What to Expect with Windows 11
Windows 11 is scheduled to be released the first week of October and our techs took an advance look at the beta to see what we may have to look forward to. Here is a summary of what we found.
Hardware Requirements: Generally speaking, any mid-tier PC from past 3 years will be compatible. A PC must have the security features of UEFI (with Secure Boot), and TPM 2.0. Any computer made in the past 3 years should have both of these security features. There is a chance the TPM module will have version 1.2 instead of 2.0 but the decision to upgrade this firmware will be a manufacture’s decision. Updating the module should be simple as updating windows.
Requirements to Setup a fresh Windows install: Unlike previous Windows releases, Windows 11 will require you to have internet and a Microsoft account for the consumer end. Business organizations have the option to create a local account. However, there is a way around this in the base editions of Windows 11. After the screen that requires you to connect to the internet has displayed, you can disconnect from the internet (physically or by activating airplane mode) and left click the back arrow on the sign in page. This will allow you to create a local account. We will state here that, generally signing into a Microsoft account is the better option especially if you have Microsoft Office or have purchased previously from the Microsoft store. Thankfully there is the work around for those who do not want a Microsoft account.
User Interface Changes: The main change is the user interface. When looking at the desktop the first time, you will notice that the task bar icons no longer run left to right along the bottom of the Windows main page. Immediately you will notice the Windows start icon is in the middle. Upon clicking it and opening the start menu, it resembles what you may see on an iPhone or app drawer on an Android phone. The icons are the same style as the current Windows 10 icons. Talking about icons further, in the Settings Option the overall look shifted to an easier to navigate layout and added icons that are more than the outlines of shapes as it was in Windows 10. A good idea to see the style of the icons would be looking at the camera, calc, and photo applications in the start menu. There are changes but it seems to be small in some cases either by shapes or colors. Widgets are back…and they are much better than the widgets that were introduced in Microsoft Vista. You can reference them right from the taskbar and customize them however you like. Teams is integrated into Windows 11 and you can access it right from the taskbar. Virtual desktops are another feature that will remind you of a Mac. You can toggle from desktop to desktop.

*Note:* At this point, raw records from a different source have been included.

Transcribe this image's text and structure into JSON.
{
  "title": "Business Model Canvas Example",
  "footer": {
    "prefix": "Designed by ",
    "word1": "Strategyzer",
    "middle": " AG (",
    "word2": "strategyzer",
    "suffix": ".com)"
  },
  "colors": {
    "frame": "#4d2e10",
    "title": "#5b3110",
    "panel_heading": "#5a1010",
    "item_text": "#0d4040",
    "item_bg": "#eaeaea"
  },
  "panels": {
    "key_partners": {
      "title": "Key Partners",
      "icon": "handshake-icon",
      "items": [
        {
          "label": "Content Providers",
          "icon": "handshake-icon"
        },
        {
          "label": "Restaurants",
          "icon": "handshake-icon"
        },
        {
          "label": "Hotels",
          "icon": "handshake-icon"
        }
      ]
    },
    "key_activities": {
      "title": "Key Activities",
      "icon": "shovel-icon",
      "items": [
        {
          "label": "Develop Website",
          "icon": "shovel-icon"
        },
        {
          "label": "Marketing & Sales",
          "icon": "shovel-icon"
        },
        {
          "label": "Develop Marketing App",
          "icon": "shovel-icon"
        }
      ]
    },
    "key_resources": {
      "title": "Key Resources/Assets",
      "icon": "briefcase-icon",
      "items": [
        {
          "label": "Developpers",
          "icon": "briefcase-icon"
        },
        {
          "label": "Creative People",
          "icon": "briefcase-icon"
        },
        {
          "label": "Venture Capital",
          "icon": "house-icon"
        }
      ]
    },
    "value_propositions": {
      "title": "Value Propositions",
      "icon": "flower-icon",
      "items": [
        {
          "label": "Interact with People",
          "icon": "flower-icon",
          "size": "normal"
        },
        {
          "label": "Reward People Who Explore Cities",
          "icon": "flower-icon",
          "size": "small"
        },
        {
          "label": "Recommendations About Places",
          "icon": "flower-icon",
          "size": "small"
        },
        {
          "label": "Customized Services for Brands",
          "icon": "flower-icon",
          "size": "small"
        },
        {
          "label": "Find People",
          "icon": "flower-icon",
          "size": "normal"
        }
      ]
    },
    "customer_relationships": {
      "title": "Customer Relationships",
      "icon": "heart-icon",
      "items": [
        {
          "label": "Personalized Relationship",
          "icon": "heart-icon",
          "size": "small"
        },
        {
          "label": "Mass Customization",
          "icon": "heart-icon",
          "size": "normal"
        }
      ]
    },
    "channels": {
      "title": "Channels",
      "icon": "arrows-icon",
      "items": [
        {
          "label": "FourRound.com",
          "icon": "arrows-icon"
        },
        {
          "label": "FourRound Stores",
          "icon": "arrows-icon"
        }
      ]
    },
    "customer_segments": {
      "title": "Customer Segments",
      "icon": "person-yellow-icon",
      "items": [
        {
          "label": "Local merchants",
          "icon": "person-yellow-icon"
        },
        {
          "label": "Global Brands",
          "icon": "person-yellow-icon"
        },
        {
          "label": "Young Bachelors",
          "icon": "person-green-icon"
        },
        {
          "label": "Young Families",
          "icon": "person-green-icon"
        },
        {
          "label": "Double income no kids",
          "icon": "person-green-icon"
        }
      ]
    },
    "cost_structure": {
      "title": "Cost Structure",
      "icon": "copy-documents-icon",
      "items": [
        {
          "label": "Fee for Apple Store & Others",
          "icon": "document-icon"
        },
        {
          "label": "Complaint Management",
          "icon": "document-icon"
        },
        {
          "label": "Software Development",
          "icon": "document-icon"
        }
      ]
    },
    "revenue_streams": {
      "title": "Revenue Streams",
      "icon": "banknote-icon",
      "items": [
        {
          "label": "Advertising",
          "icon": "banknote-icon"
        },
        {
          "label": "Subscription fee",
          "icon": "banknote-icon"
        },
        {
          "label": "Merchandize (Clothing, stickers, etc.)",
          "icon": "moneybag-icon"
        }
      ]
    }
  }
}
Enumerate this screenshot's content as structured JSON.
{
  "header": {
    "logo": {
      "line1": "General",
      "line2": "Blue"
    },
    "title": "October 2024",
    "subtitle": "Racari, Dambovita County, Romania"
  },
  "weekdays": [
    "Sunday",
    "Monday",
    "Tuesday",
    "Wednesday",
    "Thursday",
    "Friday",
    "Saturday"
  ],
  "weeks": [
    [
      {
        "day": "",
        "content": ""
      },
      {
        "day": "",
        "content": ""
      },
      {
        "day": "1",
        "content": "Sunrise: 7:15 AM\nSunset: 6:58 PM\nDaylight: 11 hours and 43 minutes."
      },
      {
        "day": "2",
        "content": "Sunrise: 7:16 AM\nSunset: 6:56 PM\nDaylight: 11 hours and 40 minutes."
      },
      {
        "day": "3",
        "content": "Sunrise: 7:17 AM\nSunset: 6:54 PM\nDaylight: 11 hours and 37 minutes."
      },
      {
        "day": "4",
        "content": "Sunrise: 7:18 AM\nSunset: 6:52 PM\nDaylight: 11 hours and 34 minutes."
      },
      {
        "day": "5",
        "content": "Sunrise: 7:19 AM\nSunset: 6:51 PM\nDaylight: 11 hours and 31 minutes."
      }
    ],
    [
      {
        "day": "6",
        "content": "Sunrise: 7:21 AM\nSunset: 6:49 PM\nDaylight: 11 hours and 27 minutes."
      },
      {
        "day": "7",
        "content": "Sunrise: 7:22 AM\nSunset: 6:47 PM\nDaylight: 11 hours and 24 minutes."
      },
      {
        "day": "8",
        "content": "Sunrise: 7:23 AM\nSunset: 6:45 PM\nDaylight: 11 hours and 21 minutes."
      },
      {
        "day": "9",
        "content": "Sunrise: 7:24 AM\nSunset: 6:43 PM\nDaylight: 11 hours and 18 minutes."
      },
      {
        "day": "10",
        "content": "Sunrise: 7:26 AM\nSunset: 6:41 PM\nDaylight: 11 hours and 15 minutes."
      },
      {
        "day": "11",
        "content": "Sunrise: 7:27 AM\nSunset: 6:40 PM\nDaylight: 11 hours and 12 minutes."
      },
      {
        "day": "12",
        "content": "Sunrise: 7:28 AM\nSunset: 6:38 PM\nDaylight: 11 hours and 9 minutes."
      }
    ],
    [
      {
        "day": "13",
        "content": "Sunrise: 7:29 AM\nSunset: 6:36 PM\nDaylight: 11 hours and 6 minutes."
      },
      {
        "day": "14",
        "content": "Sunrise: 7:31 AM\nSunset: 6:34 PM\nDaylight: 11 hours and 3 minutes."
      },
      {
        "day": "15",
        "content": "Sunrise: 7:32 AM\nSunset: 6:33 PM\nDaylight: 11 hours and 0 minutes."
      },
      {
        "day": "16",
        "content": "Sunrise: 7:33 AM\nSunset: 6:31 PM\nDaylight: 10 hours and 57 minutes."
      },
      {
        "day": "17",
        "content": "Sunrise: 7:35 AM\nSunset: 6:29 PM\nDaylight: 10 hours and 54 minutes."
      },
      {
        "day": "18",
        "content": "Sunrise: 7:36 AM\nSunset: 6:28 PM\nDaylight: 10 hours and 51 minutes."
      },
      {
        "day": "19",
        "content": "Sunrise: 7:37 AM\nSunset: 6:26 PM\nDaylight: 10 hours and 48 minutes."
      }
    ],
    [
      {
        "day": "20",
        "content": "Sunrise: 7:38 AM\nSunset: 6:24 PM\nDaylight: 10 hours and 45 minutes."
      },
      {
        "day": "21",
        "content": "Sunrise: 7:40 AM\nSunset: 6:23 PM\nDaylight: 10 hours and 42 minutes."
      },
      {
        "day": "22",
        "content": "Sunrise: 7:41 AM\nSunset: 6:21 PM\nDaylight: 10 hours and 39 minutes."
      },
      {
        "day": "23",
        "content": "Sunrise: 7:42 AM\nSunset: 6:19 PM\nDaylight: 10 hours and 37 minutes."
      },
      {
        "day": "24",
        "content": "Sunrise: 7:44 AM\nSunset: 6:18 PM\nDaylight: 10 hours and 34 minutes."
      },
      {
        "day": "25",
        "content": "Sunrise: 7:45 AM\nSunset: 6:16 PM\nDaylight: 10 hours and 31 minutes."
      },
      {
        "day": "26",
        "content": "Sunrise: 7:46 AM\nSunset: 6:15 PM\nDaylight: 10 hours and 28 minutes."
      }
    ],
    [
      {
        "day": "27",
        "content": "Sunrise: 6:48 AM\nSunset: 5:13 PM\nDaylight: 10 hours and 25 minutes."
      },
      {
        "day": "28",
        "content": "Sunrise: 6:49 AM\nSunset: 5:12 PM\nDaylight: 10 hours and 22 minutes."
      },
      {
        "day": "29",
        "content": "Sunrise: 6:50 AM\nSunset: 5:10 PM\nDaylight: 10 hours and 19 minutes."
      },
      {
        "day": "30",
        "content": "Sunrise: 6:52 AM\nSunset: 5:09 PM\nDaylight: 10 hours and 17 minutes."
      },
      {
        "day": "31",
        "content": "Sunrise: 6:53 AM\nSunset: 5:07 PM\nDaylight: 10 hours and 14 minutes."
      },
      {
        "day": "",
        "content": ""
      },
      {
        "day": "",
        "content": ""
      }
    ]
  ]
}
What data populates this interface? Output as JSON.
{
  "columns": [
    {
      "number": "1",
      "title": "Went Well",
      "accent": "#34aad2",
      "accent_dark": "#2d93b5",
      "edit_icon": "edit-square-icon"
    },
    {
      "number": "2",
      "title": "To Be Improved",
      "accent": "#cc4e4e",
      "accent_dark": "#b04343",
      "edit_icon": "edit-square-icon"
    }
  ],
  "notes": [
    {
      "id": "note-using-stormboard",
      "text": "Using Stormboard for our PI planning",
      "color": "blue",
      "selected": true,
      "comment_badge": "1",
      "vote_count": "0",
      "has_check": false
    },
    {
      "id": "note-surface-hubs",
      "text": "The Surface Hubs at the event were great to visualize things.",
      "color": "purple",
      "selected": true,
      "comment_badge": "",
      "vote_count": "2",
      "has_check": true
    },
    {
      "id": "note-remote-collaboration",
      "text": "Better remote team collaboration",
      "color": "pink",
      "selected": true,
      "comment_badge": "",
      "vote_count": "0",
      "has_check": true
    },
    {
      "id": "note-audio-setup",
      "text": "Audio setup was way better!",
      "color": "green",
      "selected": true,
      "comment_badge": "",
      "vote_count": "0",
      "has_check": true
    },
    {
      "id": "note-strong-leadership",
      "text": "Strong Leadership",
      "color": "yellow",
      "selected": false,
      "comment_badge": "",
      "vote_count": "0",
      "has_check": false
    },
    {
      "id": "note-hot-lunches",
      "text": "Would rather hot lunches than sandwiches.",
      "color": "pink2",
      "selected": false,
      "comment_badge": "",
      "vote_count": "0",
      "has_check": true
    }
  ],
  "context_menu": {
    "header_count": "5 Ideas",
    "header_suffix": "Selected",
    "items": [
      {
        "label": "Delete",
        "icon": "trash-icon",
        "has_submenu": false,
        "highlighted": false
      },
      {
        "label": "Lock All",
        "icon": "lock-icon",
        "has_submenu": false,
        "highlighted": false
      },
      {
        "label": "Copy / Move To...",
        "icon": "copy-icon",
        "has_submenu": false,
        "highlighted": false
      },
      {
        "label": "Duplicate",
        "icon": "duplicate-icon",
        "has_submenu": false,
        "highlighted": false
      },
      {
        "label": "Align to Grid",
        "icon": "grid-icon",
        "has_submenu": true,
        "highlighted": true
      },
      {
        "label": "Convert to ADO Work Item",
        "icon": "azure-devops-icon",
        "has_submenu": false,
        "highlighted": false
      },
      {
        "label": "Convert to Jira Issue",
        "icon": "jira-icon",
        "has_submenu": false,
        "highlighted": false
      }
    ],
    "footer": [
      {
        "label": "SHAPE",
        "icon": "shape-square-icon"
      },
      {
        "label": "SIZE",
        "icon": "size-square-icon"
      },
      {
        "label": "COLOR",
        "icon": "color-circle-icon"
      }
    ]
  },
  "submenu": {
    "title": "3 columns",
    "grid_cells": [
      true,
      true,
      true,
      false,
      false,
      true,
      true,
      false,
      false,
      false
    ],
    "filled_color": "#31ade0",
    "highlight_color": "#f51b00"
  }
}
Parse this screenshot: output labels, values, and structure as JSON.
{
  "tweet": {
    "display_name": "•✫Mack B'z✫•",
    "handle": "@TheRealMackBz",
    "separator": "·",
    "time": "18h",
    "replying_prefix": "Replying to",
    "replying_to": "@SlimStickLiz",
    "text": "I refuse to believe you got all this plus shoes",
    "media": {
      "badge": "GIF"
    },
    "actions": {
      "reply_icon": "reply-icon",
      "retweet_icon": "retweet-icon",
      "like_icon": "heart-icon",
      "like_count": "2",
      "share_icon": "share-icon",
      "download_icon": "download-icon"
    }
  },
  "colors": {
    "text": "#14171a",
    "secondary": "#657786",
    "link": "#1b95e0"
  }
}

Behind the Scenes: Windows 11 from a power user side is largely the same. Settings are generally the same. One added feature is the ability to have a virtual touch pad appear on your screen. This will show a laptop touch pad in an application similar to the onscreen keyboard you would find on smartphones. One thing to note is that the terminal (command line) is now easier to access to the point that the average user could accidently open it by right clicking on the desktop. In case someone does open it, closing it doesn’t hurt anything and the chances of someone causing harm by accidentally typing in it is small. For the people who use the command prompt (another name for the terminal), Microsoft is trying to force power shell (another name for the terminal but with different functions) as the default in a way that is similar to what they did with settings in windows 8. For the average user command prompt and power shell will not affect you, it allows power users to interact with services and applications.
Bottom Line: Windows 11 will remind you of a Mac….it has a Mac look and feel about it. If you are a techie person, you will probably love it. If you don’t like change and you are still mad about having to upgrade from Windows 7 you probably will not. If you are a Windows 10 user you will get a chance to upgrade for free.
If you have further questions, please contact us through the form below or give us a call and one of our technicians will be happy to help.
Written by Dustin L. & Michael L
Your locally owned IT repair shop and MSP!
1241-2 East Dixon Blvd.
Shelby, NC 28150